Back end or front end?

Heads of change want to be entrepreneurial and deliver technology solutions to support online and bring market share, but if they’re sat on flimsy foundations because the market has grown so rapidly, should they prioritise front end? And if so, which element of the front end should they prioritise? There’s an argument that they should focus on areas with the most volatility or change. Should they build a shiny front end and integrate it with the monolith, or should they buy a new underwriting platform – which might be cheaper but possibly not the long term option?

Removing legacy systems can be a costly exercise, particularly when fixing the front end to simplify the way the business interfaces with its customers. Complexity is hidden at the back end, and continually retraining people over time is a huge (and potentially risky) investment which might be hard to get agreed. It tends to be easier getting a case approved for the front end.

Many attendees have noticed that the move from one system to another hasn’t always been planned in the right way, and they’re seeing a period of double keying while people get used to the new system. It’s a case of gradually allowing use of the older product to diminish and then replacing it with the new product.

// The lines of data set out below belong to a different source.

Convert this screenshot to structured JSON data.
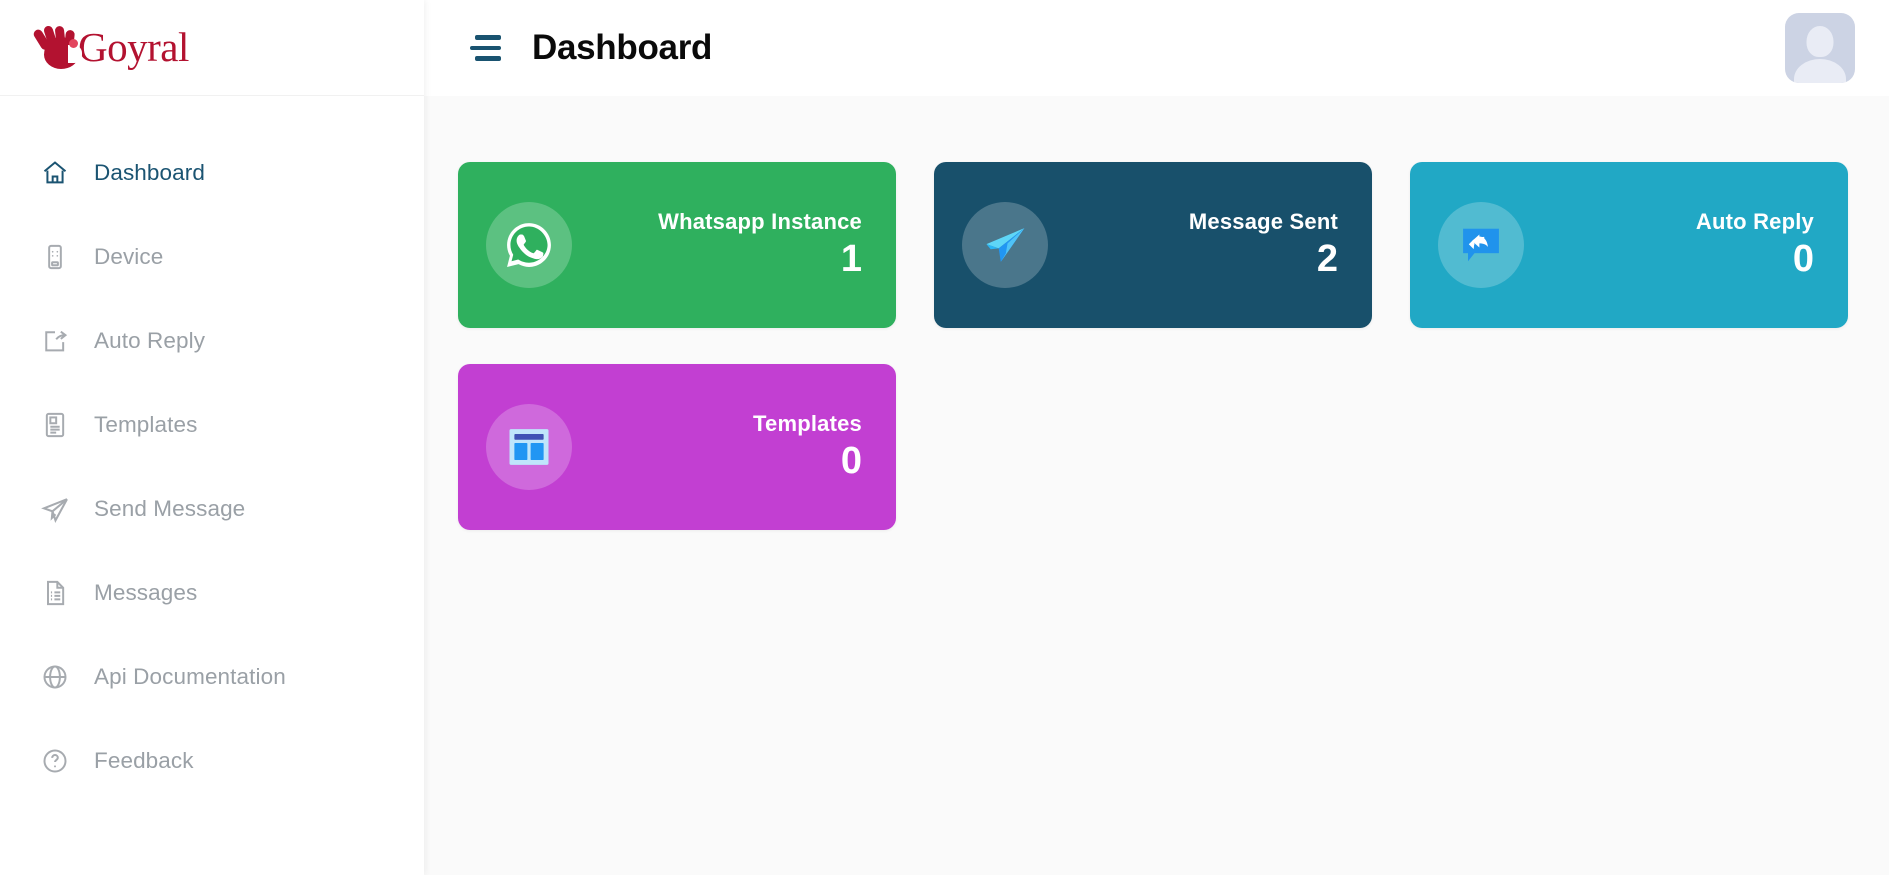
{
  "brand": {
    "name": "Goyral",
    "logo_color": "#b31230"
  },
  "sidebar": {
    "items": [
      {
        "label": "Dashboard",
        "icon": "home-icon",
        "active": true
      },
      {
        "label": "Device",
        "icon": "mobile-icon",
        "active": false
      },
      {
        "label": "Auto Reply",
        "icon": "share-icon",
        "active": false
      },
      {
        "label": "Templates",
        "icon": "template-icon",
        "active": false
      },
      {
        "label": "Send Message",
        "icon": "paper-plane-icon",
        "active": false
      },
      {
        "label": "Messages",
        "icon": "document-icon",
        "active": false
      },
      {
        "label": "Api Documentation",
        "icon": "globe-icon",
        "active": false
      },
      {
        "label": "Feedback",
        "icon": "question-circle-icon",
        "active": false
      }
    ]
  },
  "header": {
    "title": "Dashboard",
    "menu_toggle": "hamburger-icon",
    "avatar": "user-avatar"
  },
  "main": {
    "cards": [
      {
        "label": "Whatsapp Instance",
        "value": "1",
        "color": "#2fb05e",
        "icon": "whatsapp-icon"
      },
      {
        "label": "Message Sent",
        "value": "2",
        "color": "#18506b",
        "icon": "telegram-plane-icon"
      },
      {
        "label": "Auto Reply",
        "value": "0",
        "color": "#21a8c5",
        "icon": "reply-bubble-icon"
      },
      {
        "label": "Templates",
        "value": "0",
        "color": "#c23fd2",
        "icon": "layout-template-icon"
      }
    ]
  },
  "theme": {
    "active_nav": "#1b5472",
    "inactive_nav": "#9aa0a6",
    "content_bg": "#fafafa"
  }
}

As they continue to manage their roles and their people in a distributed environment, heads of change are seeing greater compassion and a more heightened awareness of how people are coping. There’s been a greater emphasis on empathetic management and compassionate training, with huge importance placed upon the roles of people managers. At the same time, companies are connecting their people’s roles to the greater purpose to keep them engaged, involved and productive. There’s very much a sense that to give our organisations the best possible chance of emerging from the crisis stronger than we went in, we’ll need to do it together. By instigating the technological and procedural changes necessary to their companies’ future direction, heads of change will be at the forefront of that effort.

If you’d like to attend our next head of change forum or to speak to us about finding your next hire or your next opportunity in business change and transformation, please contact us.